[HOW TO COMPLETE THIS TASK] Nothing belongs in the answer except the lines of the material that include "arrow".

***

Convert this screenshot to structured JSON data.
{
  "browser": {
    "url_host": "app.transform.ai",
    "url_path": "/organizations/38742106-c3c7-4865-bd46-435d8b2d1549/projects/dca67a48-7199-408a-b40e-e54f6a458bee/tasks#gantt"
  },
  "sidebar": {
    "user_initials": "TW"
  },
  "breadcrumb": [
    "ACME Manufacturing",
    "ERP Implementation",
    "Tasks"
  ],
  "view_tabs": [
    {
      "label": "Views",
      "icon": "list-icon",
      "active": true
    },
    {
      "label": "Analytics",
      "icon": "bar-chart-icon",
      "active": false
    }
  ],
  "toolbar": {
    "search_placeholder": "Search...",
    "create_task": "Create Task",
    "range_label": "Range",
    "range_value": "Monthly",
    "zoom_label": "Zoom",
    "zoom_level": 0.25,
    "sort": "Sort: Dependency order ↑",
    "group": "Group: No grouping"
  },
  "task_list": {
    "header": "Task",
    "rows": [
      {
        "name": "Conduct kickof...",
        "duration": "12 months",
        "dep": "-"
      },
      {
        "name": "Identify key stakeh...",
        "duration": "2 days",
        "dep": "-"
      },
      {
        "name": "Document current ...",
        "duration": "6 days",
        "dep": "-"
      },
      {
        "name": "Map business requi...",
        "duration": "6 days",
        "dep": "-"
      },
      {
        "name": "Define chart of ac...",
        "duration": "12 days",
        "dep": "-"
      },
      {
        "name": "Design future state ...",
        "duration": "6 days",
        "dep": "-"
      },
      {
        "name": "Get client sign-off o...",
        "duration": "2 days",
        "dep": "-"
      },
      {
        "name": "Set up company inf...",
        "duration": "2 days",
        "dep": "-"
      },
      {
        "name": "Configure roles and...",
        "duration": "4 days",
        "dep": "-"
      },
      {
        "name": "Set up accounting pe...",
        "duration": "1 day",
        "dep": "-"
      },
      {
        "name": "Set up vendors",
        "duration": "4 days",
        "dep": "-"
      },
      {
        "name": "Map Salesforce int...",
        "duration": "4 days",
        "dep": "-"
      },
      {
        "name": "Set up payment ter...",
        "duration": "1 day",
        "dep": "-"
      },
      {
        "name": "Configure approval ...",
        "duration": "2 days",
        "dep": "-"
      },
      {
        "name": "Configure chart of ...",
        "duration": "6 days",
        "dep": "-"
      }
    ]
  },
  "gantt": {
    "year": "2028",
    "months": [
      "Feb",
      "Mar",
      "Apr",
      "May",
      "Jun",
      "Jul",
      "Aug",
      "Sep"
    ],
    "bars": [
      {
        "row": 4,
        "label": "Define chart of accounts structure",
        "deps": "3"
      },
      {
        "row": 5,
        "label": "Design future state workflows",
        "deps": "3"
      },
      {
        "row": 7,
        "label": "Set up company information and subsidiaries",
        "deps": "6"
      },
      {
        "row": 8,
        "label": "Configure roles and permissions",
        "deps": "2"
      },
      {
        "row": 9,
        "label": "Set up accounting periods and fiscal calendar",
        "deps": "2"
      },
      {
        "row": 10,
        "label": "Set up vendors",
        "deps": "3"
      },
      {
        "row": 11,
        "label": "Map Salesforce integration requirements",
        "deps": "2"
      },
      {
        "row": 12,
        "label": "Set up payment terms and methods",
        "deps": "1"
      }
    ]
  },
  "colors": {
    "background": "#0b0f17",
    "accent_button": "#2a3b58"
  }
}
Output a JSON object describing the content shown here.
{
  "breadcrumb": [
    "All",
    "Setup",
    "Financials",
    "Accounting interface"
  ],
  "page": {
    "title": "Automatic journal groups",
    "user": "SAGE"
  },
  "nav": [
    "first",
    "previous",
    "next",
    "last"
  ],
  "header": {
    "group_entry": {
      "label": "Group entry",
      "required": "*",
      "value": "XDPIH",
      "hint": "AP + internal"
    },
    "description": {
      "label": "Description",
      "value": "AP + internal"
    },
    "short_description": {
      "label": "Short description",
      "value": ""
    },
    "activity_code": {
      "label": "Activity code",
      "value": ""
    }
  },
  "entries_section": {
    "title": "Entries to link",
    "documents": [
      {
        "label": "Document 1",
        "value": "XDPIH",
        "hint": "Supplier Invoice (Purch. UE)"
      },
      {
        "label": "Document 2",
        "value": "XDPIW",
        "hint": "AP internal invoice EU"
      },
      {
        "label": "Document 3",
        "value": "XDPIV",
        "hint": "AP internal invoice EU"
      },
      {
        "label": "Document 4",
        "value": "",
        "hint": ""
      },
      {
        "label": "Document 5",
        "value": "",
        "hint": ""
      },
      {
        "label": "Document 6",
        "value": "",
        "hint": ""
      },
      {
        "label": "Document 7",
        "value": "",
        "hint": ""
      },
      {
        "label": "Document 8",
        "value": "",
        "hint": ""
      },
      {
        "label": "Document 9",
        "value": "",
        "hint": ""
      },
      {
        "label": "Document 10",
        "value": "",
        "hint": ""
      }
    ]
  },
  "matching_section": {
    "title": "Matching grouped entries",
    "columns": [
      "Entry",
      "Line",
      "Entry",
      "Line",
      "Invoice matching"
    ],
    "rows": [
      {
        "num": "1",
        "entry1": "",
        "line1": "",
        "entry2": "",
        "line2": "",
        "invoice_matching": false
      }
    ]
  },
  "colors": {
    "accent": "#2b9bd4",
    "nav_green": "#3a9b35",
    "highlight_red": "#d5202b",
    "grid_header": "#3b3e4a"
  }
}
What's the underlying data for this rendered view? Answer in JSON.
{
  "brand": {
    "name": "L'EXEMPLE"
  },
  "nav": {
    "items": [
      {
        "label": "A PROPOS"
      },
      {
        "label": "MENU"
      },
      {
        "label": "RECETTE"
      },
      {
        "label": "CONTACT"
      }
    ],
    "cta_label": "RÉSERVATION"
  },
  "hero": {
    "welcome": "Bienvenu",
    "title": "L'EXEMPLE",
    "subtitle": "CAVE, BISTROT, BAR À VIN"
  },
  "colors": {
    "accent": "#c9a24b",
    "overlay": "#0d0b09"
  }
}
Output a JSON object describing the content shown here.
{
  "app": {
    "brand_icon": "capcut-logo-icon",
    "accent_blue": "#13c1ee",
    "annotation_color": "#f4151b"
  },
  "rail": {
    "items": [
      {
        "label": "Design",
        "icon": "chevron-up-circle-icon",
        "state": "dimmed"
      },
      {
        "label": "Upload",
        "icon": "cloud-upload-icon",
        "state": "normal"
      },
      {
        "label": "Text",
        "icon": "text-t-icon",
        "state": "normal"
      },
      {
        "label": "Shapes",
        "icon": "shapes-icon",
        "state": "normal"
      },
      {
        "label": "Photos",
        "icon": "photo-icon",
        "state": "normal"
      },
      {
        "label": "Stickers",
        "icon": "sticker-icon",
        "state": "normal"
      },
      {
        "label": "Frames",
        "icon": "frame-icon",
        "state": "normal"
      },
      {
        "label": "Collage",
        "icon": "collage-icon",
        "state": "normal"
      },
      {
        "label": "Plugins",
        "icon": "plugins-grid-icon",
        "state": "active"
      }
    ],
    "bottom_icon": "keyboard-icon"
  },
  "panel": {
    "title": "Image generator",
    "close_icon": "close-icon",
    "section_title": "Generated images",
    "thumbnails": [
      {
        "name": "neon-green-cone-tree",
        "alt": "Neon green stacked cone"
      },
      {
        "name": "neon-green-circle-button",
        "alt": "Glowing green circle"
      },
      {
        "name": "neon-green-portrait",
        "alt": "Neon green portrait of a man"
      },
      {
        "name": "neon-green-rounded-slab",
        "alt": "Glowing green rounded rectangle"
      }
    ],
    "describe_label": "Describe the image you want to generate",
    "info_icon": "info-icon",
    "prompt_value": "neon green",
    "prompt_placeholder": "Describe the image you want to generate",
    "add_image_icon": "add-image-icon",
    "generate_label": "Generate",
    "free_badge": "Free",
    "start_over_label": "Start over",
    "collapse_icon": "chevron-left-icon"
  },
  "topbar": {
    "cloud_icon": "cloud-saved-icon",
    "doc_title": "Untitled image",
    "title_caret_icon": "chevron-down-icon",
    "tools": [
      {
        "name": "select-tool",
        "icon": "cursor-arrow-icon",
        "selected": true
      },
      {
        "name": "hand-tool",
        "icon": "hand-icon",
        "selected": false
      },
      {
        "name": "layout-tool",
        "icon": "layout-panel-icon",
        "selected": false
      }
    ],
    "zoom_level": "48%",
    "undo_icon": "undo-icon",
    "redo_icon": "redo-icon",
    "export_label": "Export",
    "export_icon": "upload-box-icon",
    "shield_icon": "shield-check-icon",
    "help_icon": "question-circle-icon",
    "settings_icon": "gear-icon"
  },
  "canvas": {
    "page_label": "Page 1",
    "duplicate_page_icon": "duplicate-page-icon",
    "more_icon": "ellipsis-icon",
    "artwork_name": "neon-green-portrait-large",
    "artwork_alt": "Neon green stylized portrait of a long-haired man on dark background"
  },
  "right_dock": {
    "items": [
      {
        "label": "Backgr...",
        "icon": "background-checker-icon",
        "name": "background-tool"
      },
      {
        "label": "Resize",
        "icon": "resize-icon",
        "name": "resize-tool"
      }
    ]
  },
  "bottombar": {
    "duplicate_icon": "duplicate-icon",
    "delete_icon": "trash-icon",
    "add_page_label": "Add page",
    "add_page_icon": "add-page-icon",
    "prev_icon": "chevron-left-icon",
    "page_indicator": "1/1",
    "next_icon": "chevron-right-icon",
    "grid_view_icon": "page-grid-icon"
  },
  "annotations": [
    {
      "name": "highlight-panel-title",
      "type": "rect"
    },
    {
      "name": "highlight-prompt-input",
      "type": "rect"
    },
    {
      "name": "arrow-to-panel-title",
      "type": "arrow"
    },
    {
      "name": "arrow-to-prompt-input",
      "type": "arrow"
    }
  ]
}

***

[FINISHED EXERCISE]
        "icon": "cursor-arrow-icon",
      "name": "arrow-to-panel-title",
      "type": "arrow"
      "name": "arrow-to-prompt-input",
      "type": "arrow"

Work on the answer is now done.